* EXERCISE AIM: A verbatim repeat of the lines below is required, with the pictures removed.

* MATERIAL PROVIDED:
########

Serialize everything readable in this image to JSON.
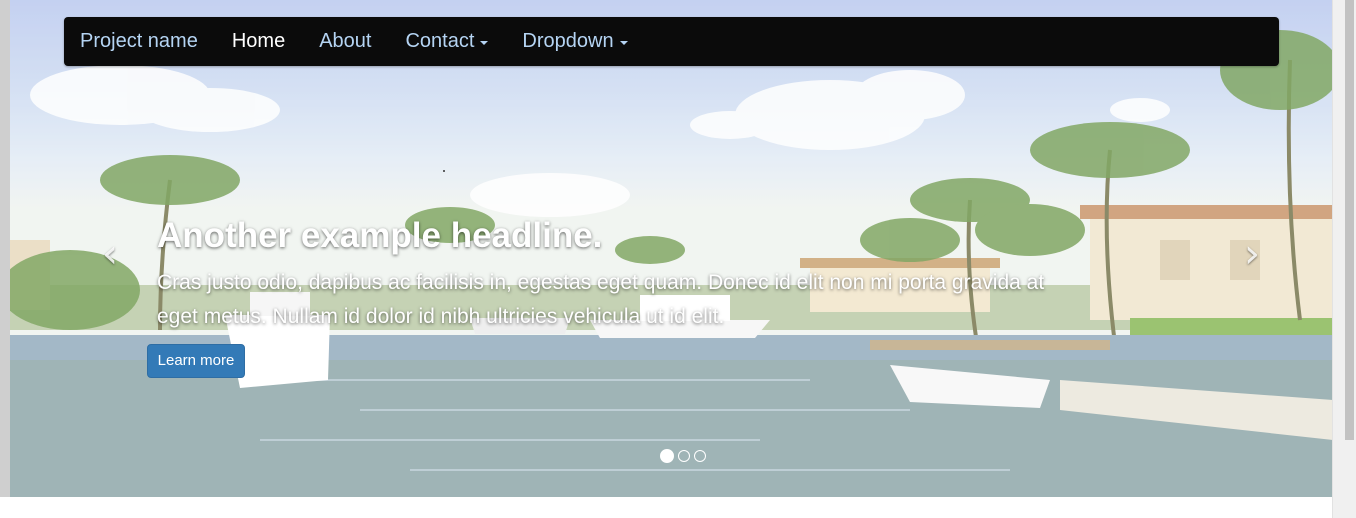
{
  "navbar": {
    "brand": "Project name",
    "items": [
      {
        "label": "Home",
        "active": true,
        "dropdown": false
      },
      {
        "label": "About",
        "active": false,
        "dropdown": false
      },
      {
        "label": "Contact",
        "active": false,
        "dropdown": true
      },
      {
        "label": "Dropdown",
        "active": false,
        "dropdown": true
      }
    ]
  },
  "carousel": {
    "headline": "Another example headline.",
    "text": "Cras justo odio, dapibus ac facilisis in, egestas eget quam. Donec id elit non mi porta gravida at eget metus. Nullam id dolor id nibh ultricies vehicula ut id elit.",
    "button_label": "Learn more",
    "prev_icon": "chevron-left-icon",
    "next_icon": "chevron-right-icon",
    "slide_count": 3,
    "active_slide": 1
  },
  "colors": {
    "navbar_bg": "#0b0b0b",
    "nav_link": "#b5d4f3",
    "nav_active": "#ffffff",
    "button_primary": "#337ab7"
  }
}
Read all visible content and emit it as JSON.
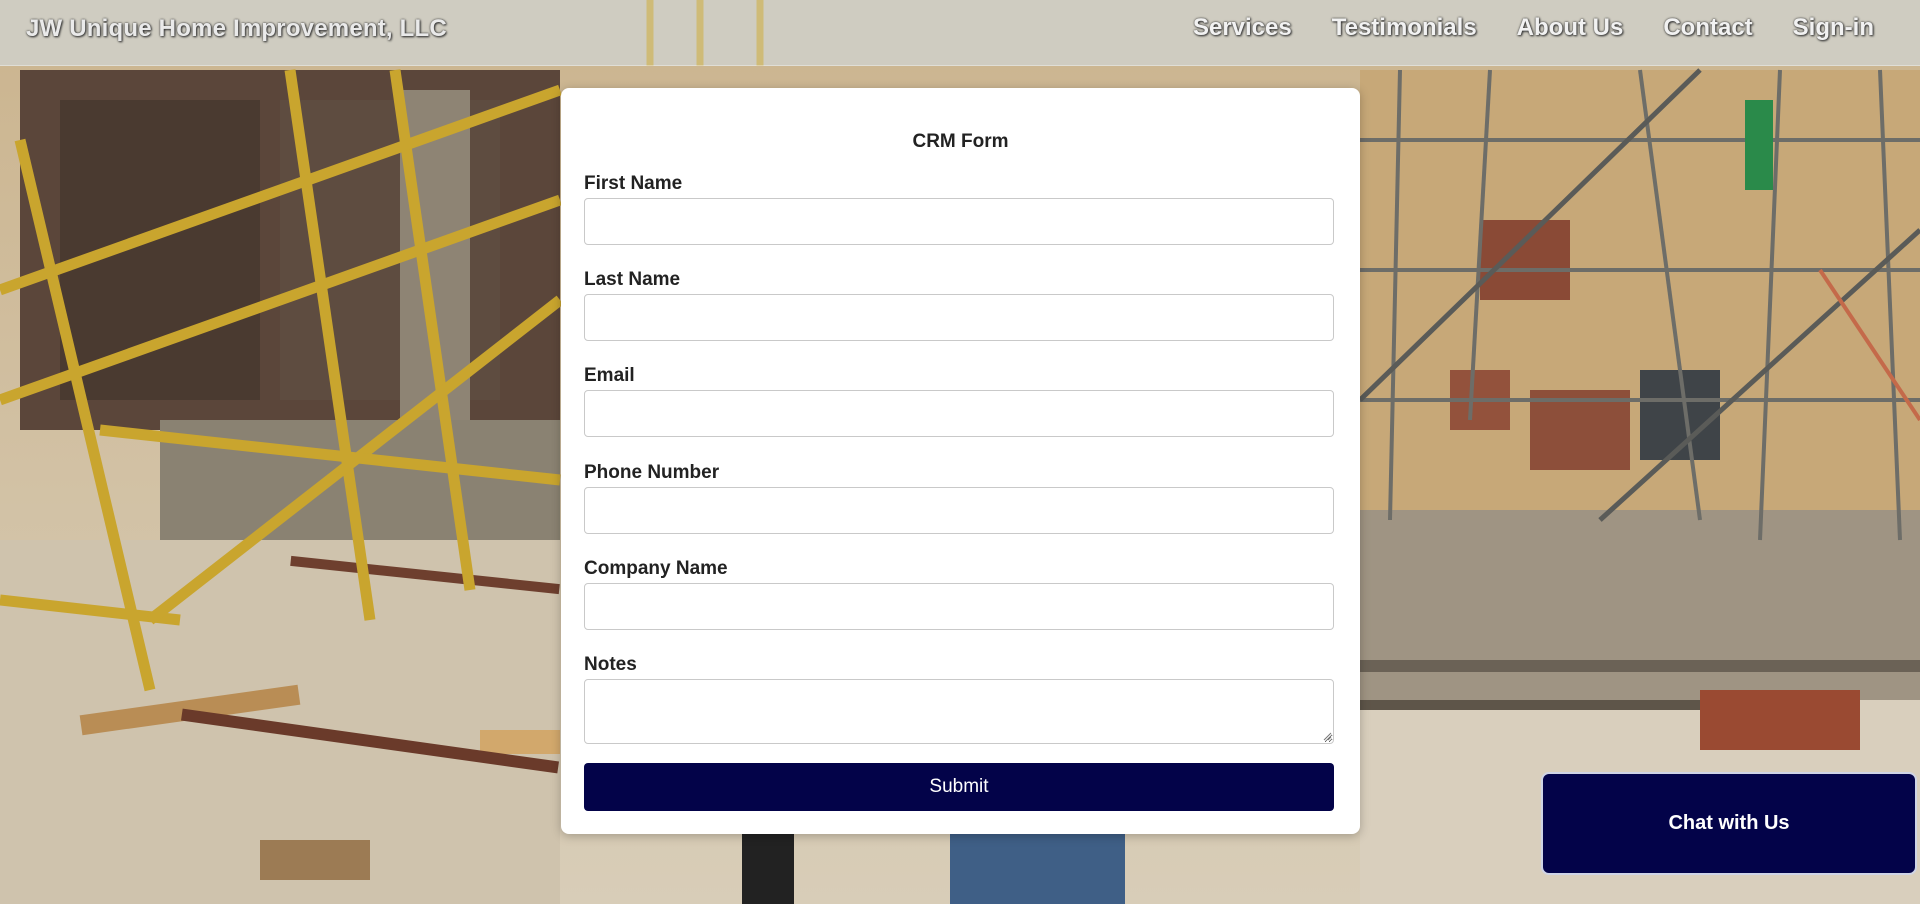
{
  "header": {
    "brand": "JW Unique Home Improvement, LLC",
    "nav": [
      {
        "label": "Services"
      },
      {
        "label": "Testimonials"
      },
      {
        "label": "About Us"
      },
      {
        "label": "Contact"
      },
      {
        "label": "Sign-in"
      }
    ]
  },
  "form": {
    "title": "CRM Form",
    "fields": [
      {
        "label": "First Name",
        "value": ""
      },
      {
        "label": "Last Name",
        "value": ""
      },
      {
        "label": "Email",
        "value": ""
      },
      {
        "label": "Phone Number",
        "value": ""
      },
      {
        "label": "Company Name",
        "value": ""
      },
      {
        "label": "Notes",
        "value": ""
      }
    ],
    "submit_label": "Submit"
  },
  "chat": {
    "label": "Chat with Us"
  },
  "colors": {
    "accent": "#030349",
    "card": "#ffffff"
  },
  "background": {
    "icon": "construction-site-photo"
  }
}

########

* TASK ANSWER:
Serialize everything readable in this image to JSON.
{
  "navbar": {
    "brand": "Project name",
    "items": [
      {
        "label": "Home",
        "active": true,
        "dropdown": false
      },
      {
        "label": "About",
        "active": false,
        "dropdown": false
      },
      {
        "label": "Contact",
        "active": false,
        "dropdown": true
      },
      {
        "label": "Dropdown",
        "active": false,
        "dropdown": true
      }
    ]
  },
  "carousel": {
    "headline": "Another example headline.",
    "text": "Cras justo odio, dapibus ac facilisis in, egestas eget quam. Donec id elit non mi porta gravida at eget metus. Nullam id dolor id nibh ultricies vehicula ut id elit.",
    "button_label": "Learn more",
    "prev_icon": "chevron-left-icon",
    "next_icon": "chevron-right-icon",
    "slide_count": 3,
    "active_slide": 1
  },
  "colors": {
    "navbar_bg": "#0b0b0b",
    "nav_link": "#b5d4f3",
    "nav_active": "#ffffff",
    "button_primary": "#337ab7"
  }
}
Read all visible content and emit it as JSON.
{
  "header": {
    "brand": "JW Unique Home Improvement, LLC",
    "nav": [
      {
        "label": "Services"
      },
      {
        "label": "Testimonials"
      },
      {
        "label": "About Us"
      },
      {
        "label": "Contact"
      },
      {
        "label": "Sign-in"
      }
    ]
  },
  "form": {
    "title": "CRM Form",
    "fields": [
      {
        "label": "First Name",
        "value": ""
      },
      {
        "label": "Last Name",
        "value": ""
      },
      {
        "label": "Email",
        "value": ""
      },
      {
        "label": "Phone Number",
        "value": ""
      },
      {
        "label": "Company Name",
        "value": ""
      },
      {
        "label": "Notes",
        "value": ""
      }
    ],
    "submit_label": "Submit"
  },
  "chat": {
    "label": "Chat with Us"
  },
  "colors": {
    "accent": "#030349",
    "card": "#ffffff"
  },
  "background": {
    "icon": "construction-site-photo"
  }
}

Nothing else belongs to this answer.